SUPPLIED MATERIAL Start Marker

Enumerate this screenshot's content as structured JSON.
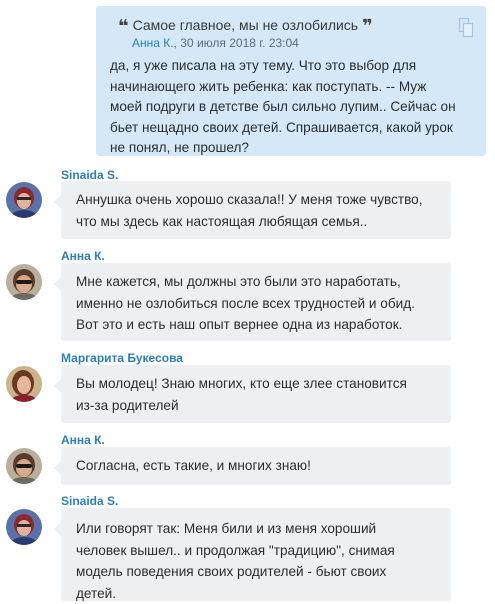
{
  "quote": {
    "header": "Самое главное, мы не озлобились",
    "author": "Анна К.",
    "date": ", 30 июля 2018 г. 23:04",
    "lines": [
      "да, я уже писала на эту тему. Что это выбор для",
      "начинающего жить ребенка: как поступать.  -- Муж",
      "моей подруги в детстве был сильно лупим.. Сейчас он",
      "бьет нещадно своих детей. Спрашивается, какой урок",
      "не понял, не прошел?"
    ]
  },
  "posts": [
    {
      "author": "Sinaida S.",
      "lines": [
        "Аннушка очень хорошо сказала!! У меня тоже чувство,",
        "что мы здесь как настоящая любящая семья.."
      ]
    },
    {
      "author": "Анна К.",
      "lines": [
        "Мне кажется, мы должны это были это наработать,",
        "именно не озлобиться после всех трудностей и обид.",
        "Вот это и есть наш опыт вернее одна из наработок."
      ]
    },
    {
      "author": "Маргарита Букесова",
      "lines": [
        "Вы молодец! Знаю многих, кто еще злее становится",
        "из-за родителей"
      ]
    },
    {
      "author": "Анна К.",
      "lines": [
        "Согласна, есть такие, и многих знаю!"
      ]
    },
    {
      "author": "Sinaida S.",
      "lines": [
        "Или говорят так: Меня били и из меня хороший",
        "человек вышел.. и продолжая \"традицию\", снимая",
        "модель поведения своих родителей - бьют своих",
        "детей."
      ]
    }
  ]
}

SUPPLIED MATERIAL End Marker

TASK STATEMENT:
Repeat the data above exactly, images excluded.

ANSWER BOX:
Enumerate this screenshot's content as structured JSON.
{
  "quote": {
    "header": "Самое главное, мы не озлобились",
    "author": "Анна К.",
    "date": ", 30 июля 2018 г. 23:04",
    "lines": [
      "да, я уже писала на эту тему. Что это выбор для",
      "начинающего жить ребенка: как поступать.  -- Муж",
      "моей подруги в детстве был сильно лупим.. Сейчас он",
      "бьет нещадно своих детей. Спрашивается, какой урок",
      "не понял, не прошел?"
    ]
  },
  "posts": [
    {
      "author": "Sinaida S.",
      "lines": [
        "Аннушка очень хорошо сказала!! У меня тоже чувство,",
        "что мы здесь как настоящая любящая семья.."
      ]
    },
    {
      "author": "Анна К.",
      "lines": [
        "Мне кажется, мы должны это были это наработать,",
        "именно не озлобиться после всех трудностей и обид.",
        "Вот это и есть наш опыт вернее одна из наработок."
      ]
    },
    {
      "author": "Маргарита Букесова",
      "lines": [
        "Вы молодец! Знаю многих, кто еще злее становится",
        "из-за родителей"
      ]
    },
    {
      "author": "Анна К.",
      "lines": [
        "Согласна, есть такие, и многих знаю!"
      ]
    },
    {
      "author": "Sinaida S.",
      "lines": [
        "Или говорят так: Меня били и из меня хороший",
        "человек вышел.. и продолжая \"традицию\", снимая",
        "модель поведения своих родителей - бьют своих",
        "детей."
      ]
    }
  ]
}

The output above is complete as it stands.